* _WORK TO COMPLETE_:
Report every line from the following entries that contains the string "remark".
══ INPUT RECORDS ══
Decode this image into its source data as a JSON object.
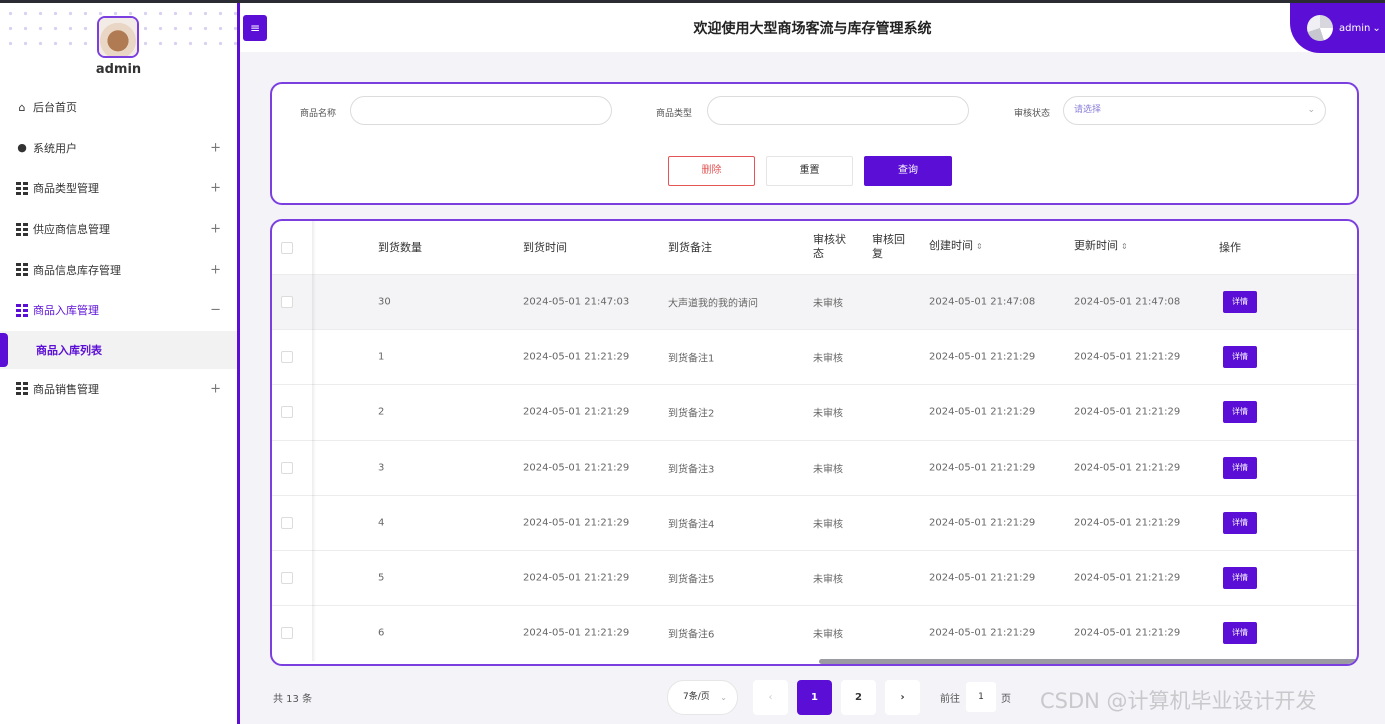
{
  "header": {
    "title": "欢迎使用大型商场客流与库存管理系统",
    "user": "admin"
  },
  "sidebar": {
    "user": "admin",
    "items": [
      {
        "label": "后台首页",
        "icon": "home-icon"
      },
      {
        "label": "系统用户",
        "icon": "user-icon",
        "toggle": "+"
      },
      {
        "label": "商品类型管理",
        "icon": "grid-icon",
        "toggle": "+"
      },
      {
        "label": "供应商信息管理",
        "icon": "grid-icon",
        "toggle": "+"
      },
      {
        "label": "商品信息库存管理",
        "icon": "grid-icon",
        "toggle": "+"
      },
      {
        "label": "商品入库管理",
        "icon": "grid-icon",
        "toggle": "−"
      },
      {
        "label": "商品销售管理",
        "icon": "grid-icon",
        "toggle": "+"
      }
    ],
    "sub_item": "商品入库列表"
  },
  "search": {
    "name_label": "商品名称",
    "type_label": "商品类型",
    "status_label": "审核状态",
    "status_placeholder": "请选择",
    "delete": "删除",
    "reset": "重置",
    "query": "查询"
  },
  "table": {
    "headers": {
      "qty": "到货数量",
      "time": "到货时间",
      "remark": "到货备注",
      "status": "审核状",
      "status2": "态",
      "reply": "审核回",
      "reply2": "复",
      "created": "创建时间",
      "updated": "更新时间",
      "ops": "操作"
    },
    "detail_label": "详情",
    "rows": [
      {
        "qty": "30",
        "time": "2024-05-01 21:47:03",
        "remark": "大声道我的我的请问",
        "status": "未审核",
        "reply": "",
        "created": "2024-05-01 21:47:08",
        "updated": "2024-05-01 21:47:08"
      },
      {
        "qty": "1",
        "time": "2024-05-01 21:21:29",
        "remark": "到货备注1",
        "status": "未审核",
        "reply": "",
        "created": "2024-05-01 21:21:29",
        "updated": "2024-05-01 21:21:29"
      },
      {
        "qty": "2",
        "time": "2024-05-01 21:21:29",
        "remark": "到货备注2",
        "status": "未审核",
        "reply": "",
        "created": "2024-05-01 21:21:29",
        "updated": "2024-05-01 21:21:29"
      },
      {
        "qty": "3",
        "time": "2024-05-01 21:21:29",
        "remark": "到货备注3",
        "status": "未审核",
        "reply": "",
        "created": "2024-05-01 21:21:29",
        "updated": "2024-05-01 21:21:29"
      },
      {
        "qty": "4",
        "time": "2024-05-01 21:21:29",
        "remark": "到货备注4",
        "status": "未审核",
        "reply": "",
        "created": "2024-05-01 21:21:29",
        "updated": "2024-05-01 21:21:29"
      },
      {
        "qty": "5",
        "time": "2024-05-01 21:21:29",
        "remark": "到货备注5",
        "status": "未审核",
        "reply": "",
        "created": "2024-05-01 21:21:29",
        "updated": "2024-05-01 21:21:29"
      },
      {
        "qty": "6",
        "time": "2024-05-01 21:21:29",
        "remark": "到货备注6",
        "status": "未审核",
        "reply": "",
        "created": "2024-05-01 21:21:29",
        "updated": "2024-05-01 21:21:29"
      }
    ]
  },
  "pagination": {
    "total": "共 13 条",
    "page_size": "7条/页",
    "prev": "‹",
    "pages": [
      "1",
      "2"
    ],
    "next": "›",
    "goto_prefix": "前往",
    "goto_value": "1",
    "goto_suffix": "页"
  },
  "watermark": "CSDN @计算机毕业设计开发",
  "colors": {
    "accent": "#5b0fd6",
    "danger": "#e45656"
  }
}
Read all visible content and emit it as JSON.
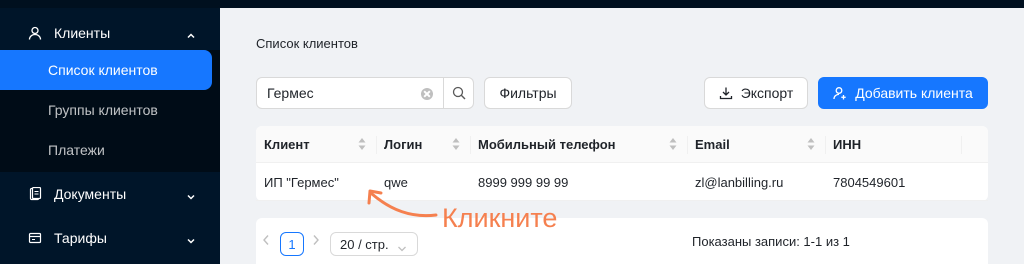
{
  "sidebar": {
    "clients_group": "Клиенты",
    "sub_items": [
      "Список клиентов",
      "Группы клиентов",
      "Платежи"
    ],
    "documents_group": "Документы",
    "tariffs_group": "Тарифы"
  },
  "page": {
    "title": "Список клиентов"
  },
  "search": {
    "value": "Гермес"
  },
  "toolbar": {
    "filters_label": "Фильтры",
    "export_label": "Экспорт",
    "add_label": "Добавить клиента"
  },
  "table": {
    "columns": [
      "Клиент",
      "Логин",
      "Мобильный телефон",
      "Email",
      "ИНН"
    ],
    "rows": [
      [
        "ИП \"Гермес\"",
        "qwe",
        "8999 999 99 99",
        "zl@lanbilling.ru",
        "7804549601"
      ]
    ]
  },
  "annotation": {
    "text": "Кликните"
  },
  "pagination": {
    "current_page": "1",
    "page_size": "20 / стр.",
    "info": "Показаны записи: 1-1 из 1"
  }
}
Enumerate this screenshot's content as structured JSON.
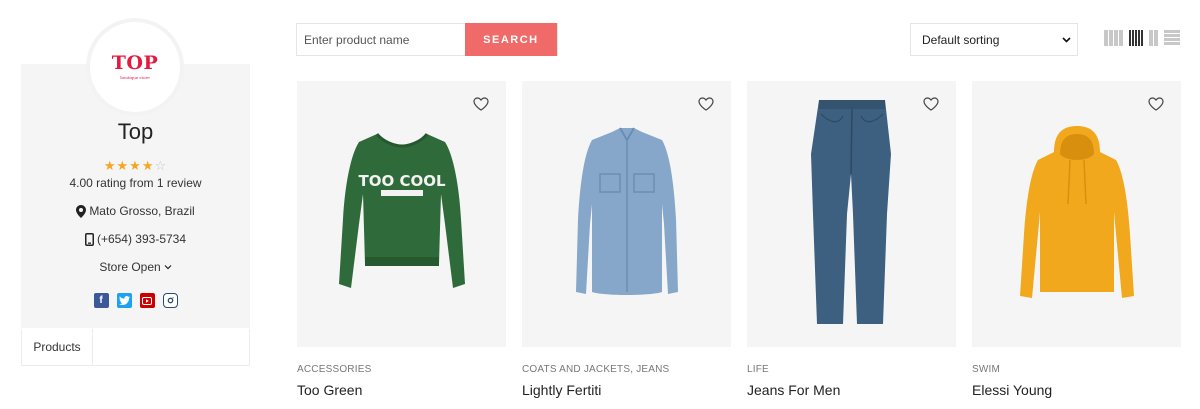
{
  "store": {
    "logo_text": "TOP",
    "logo_sub": "boutique store",
    "name": "Top",
    "rating_stars": 4,
    "rating_max": 5,
    "rating_text": "4.00 rating from 1 review",
    "location": "Mato Grosso, Brazil",
    "phone": "(+654) 393-5734",
    "hours_label": "Store Open",
    "social_icons": [
      "facebook-icon",
      "twitter-icon",
      "youtube-icon",
      "instagram-icon"
    ],
    "tabs": [
      {
        "label": "Products"
      }
    ]
  },
  "toolbar": {
    "search_placeholder": "Enter product name",
    "search_button": "SEARCH",
    "sort_selected": "Default sorting"
  },
  "colors": {
    "accent": "#f06a6a",
    "star": "#f6a623",
    "logo": "#e5193f"
  },
  "products": [
    {
      "category": "ACCESSORIES",
      "name": "Too Green",
      "image": "green-sweatshirt"
    },
    {
      "category": "COATS AND JACKETS, JEANS",
      "name": "Lightly Fertiti",
      "image": "denim-shirt"
    },
    {
      "category": "LIFE",
      "name": "Jeans For Men",
      "image": "blue-jeans"
    },
    {
      "category": "SWIM",
      "name": "Elessi Young",
      "image": "yellow-hoodie"
    }
  ]
}
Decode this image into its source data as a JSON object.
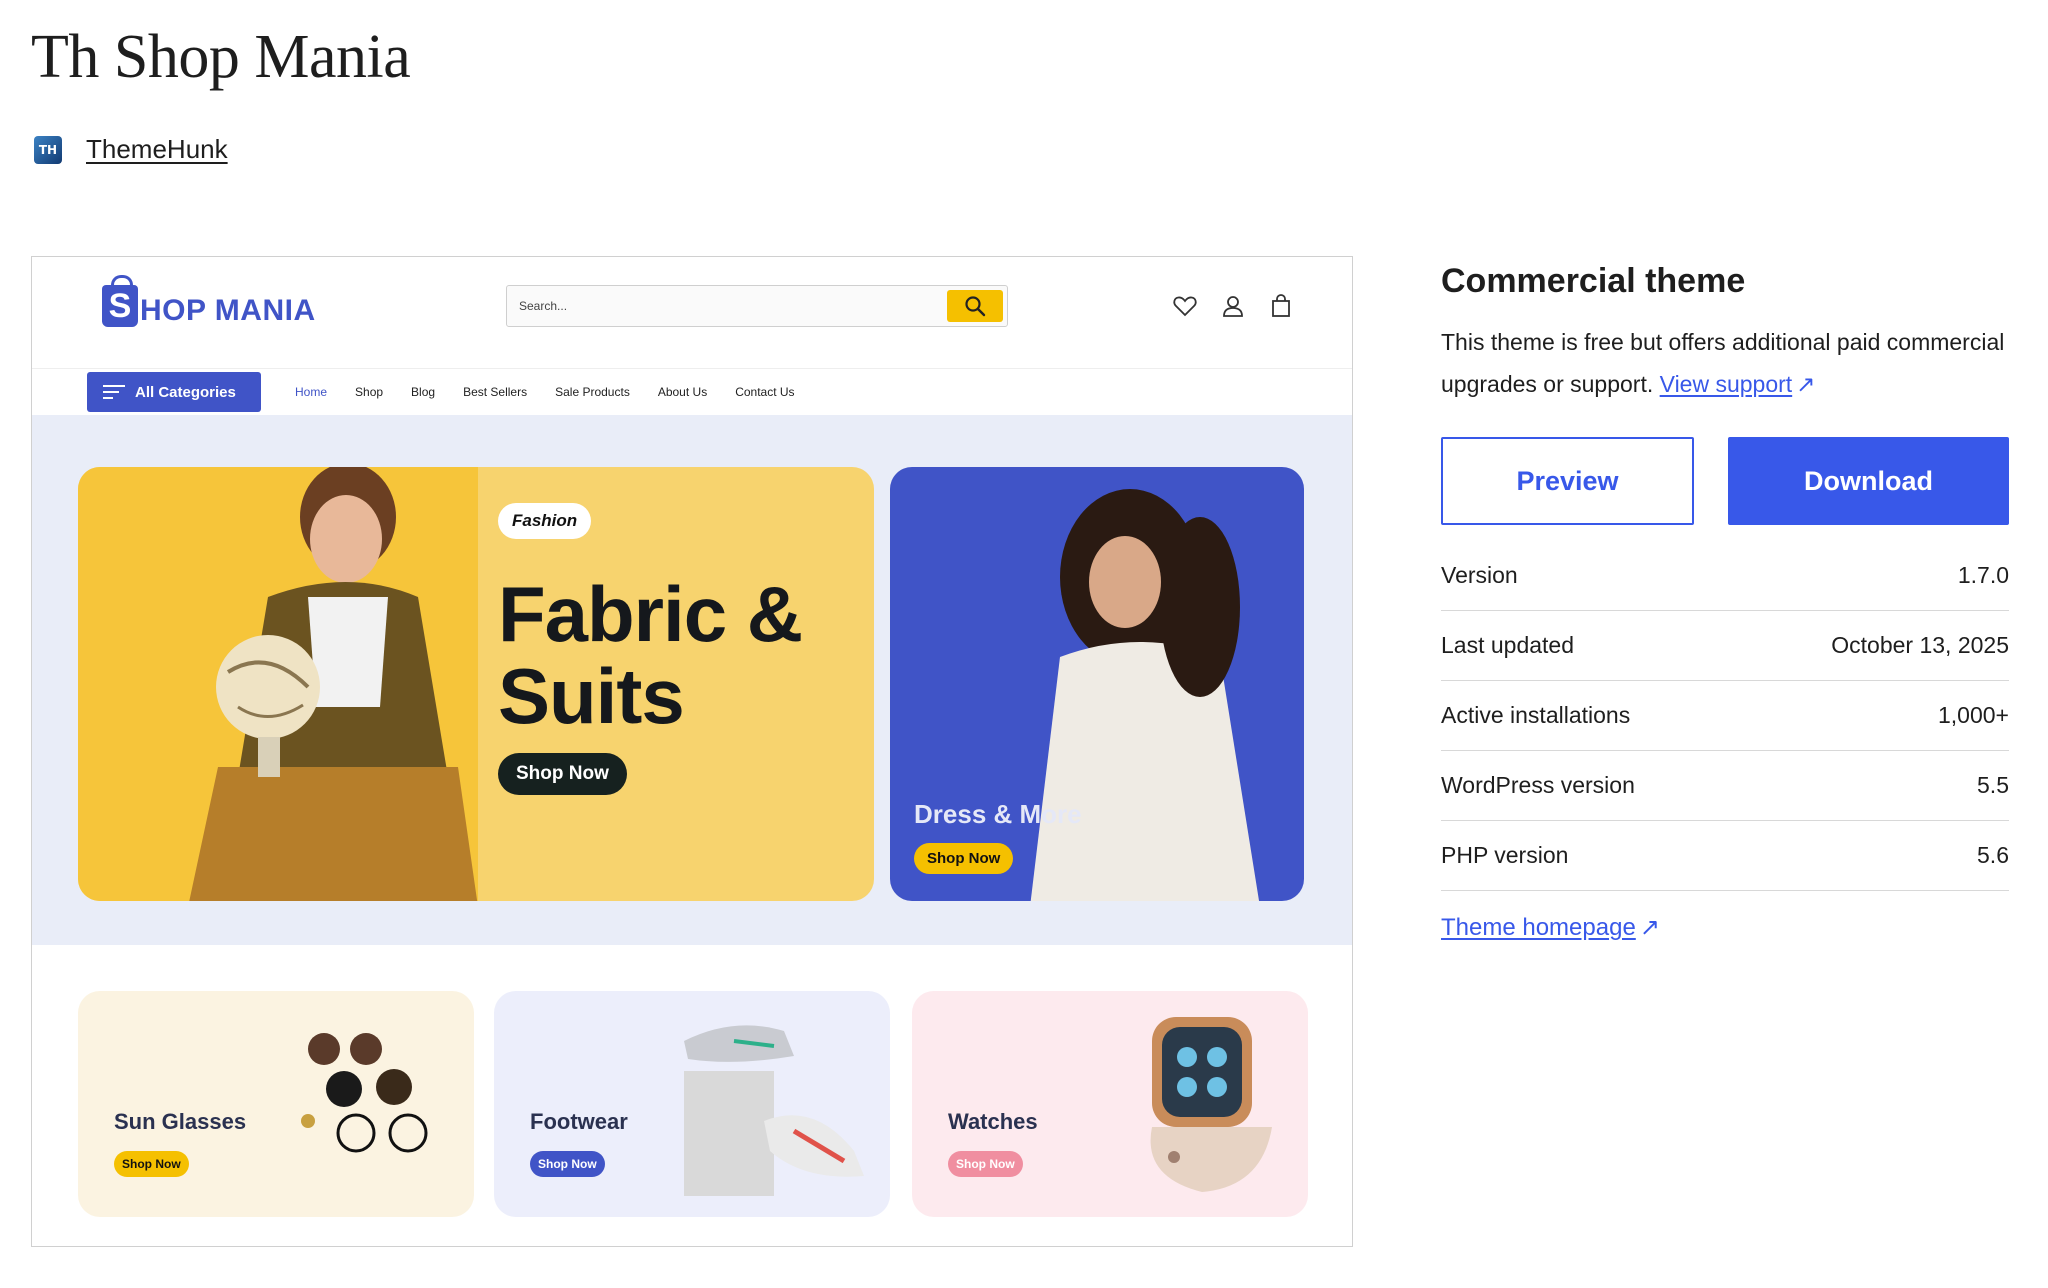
{
  "title": "Th Shop Mania",
  "author": {
    "avatar_text": "TH",
    "name": "ThemeHunk"
  },
  "preview": {
    "logo": {
      "letter": "S",
      "text": "HOP MANIA"
    },
    "search_placeholder": "Search...",
    "all_categories": "All Categories",
    "nav": [
      "Home",
      "Shop",
      "Blog",
      "Best Sellers",
      "Sale Products",
      "About Us",
      "Contact Us"
    ],
    "hero": {
      "tag": "Fashion",
      "title": "Fabric & Suits",
      "button": "Shop Now"
    },
    "promo": {
      "title": "Dress & More",
      "button": "Shop Now"
    },
    "categories": [
      {
        "name": "Sun Glasses",
        "button": "Shop Now",
        "bg": "#fbf3e1",
        "btn_bg": "#f5c000",
        "btn_color": "#111111"
      },
      {
        "name": "Footwear",
        "button": "Shop Now",
        "bg": "#eceefb",
        "btn_bg": "#4054c7",
        "btn_color": "#ffffff"
      },
      {
        "name": "Watches",
        "button": "Shop Now",
        "bg": "#fdeaee",
        "btn_bg": "#f08ea0",
        "btn_color": "#ffffff"
      }
    ]
  },
  "sidebar": {
    "heading": "Commercial theme",
    "description": "This theme is free but offers additional paid commercial upgrades or support.",
    "support_link": "View support",
    "preview_button": "Preview",
    "download_button": "Download",
    "meta": [
      {
        "label": "Version",
        "value": "1.7.0"
      },
      {
        "label": "Last updated",
        "value": "October 13, 2025"
      },
      {
        "label": "Active installations",
        "value": "1,000+"
      },
      {
        "label": "WordPress version",
        "value": "5.5"
      },
      {
        "label": "PHP version",
        "value": "5.6"
      }
    ],
    "homepage_link": "Theme homepage"
  },
  "colors": {
    "accent": "#3858e9",
    "brand": "#4054c7",
    "yellow": "#f5c000"
  }
}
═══
* _TASK RESPONSE_:
      "remark": "到货备注",
        "remark": "大声道我的我的请问",
        "remark": "到货备注1",
        "remark": "到货备注2",
        "remark": "到货备注3",
        "remark": "到货备注4",
        "remark": "到货备注5",
        "remark": "到货备注6",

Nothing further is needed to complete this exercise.